Droplet-based transport phenomena driven by surface tension have been explored as an automated pumping source for a number of chemical and biological applications. In this paper, we present a comprehensive theoretical and experimental investigation of unconventional droplet-based motions on a superhydrophobic-patterned surface microfluidic (S2M) platform. The S2M surfaces are monolithically fabricated using a facile two-step laser micromachining technique on regular polydimethylsiloxane (PDMS) chemistry. Unlike the traditional droplet-driven pumps built on an enclosed microfluidic network, the S2M network pins the liquid-solid interface of droplets to the lithographically defined wetting boundary and establishes a direct linkage between the volumetric and hydraulic measures.
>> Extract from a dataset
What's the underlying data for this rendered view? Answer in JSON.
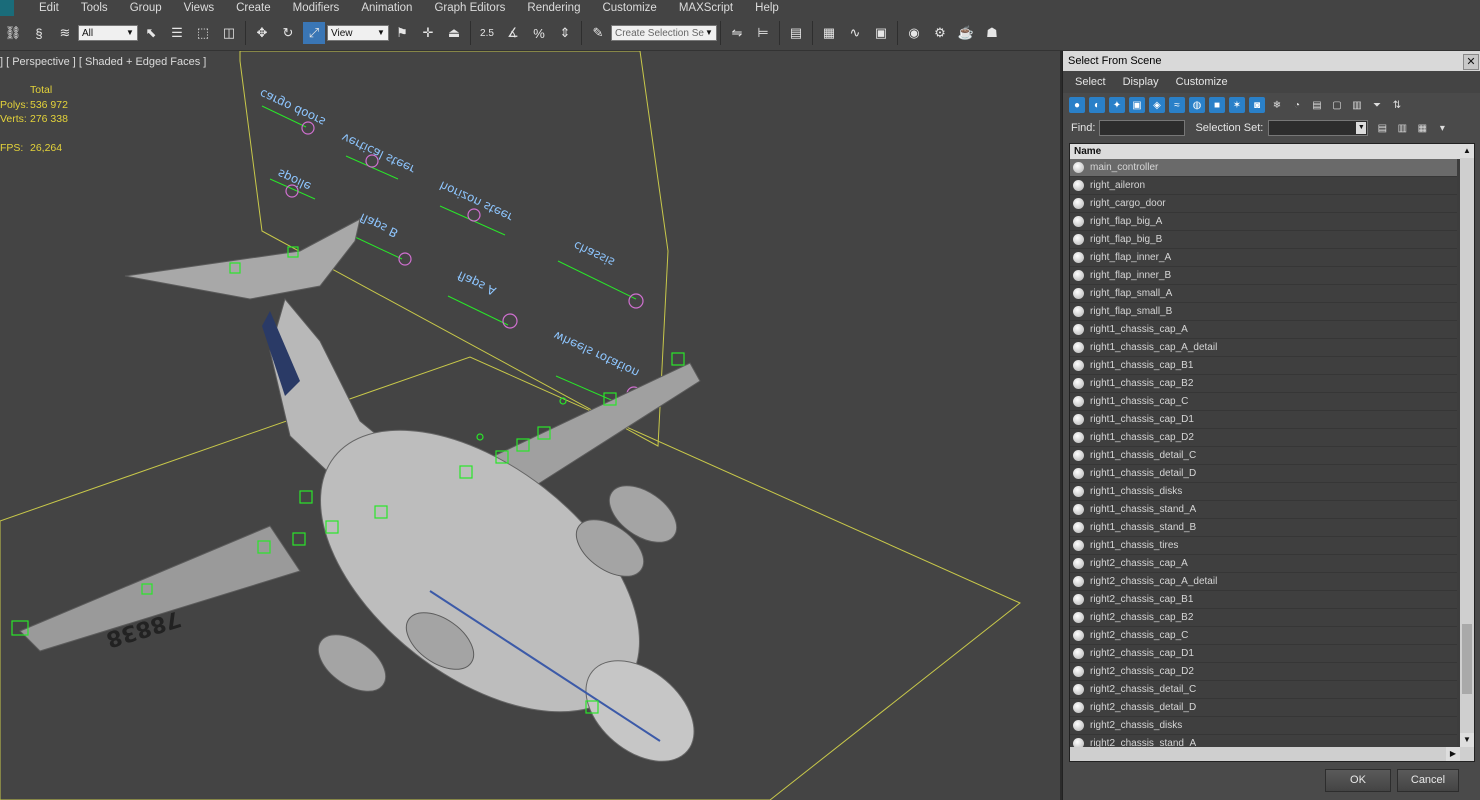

Moreover, diverse modes of droplet motions are theoretically determined and experimentally characterized in a bi-droplet configuration, among which several unconventional droplet-driven transport phenomena are first demonstrated. These include big-to-small droplet merging, droplet balancing, as well as bidirectional transporting, in addition to the classic small-to-big droplet transition. Furthermore, multi-stage programmable bidirectional pumping has been implemented on the S2M platform, according to the newly established droplet manipulation principle, to illustrate its potential use for automated biomicrofluidic and point-of-care diagnostic applications.
ASJC Scopus subject areas
- Biomedical Engineering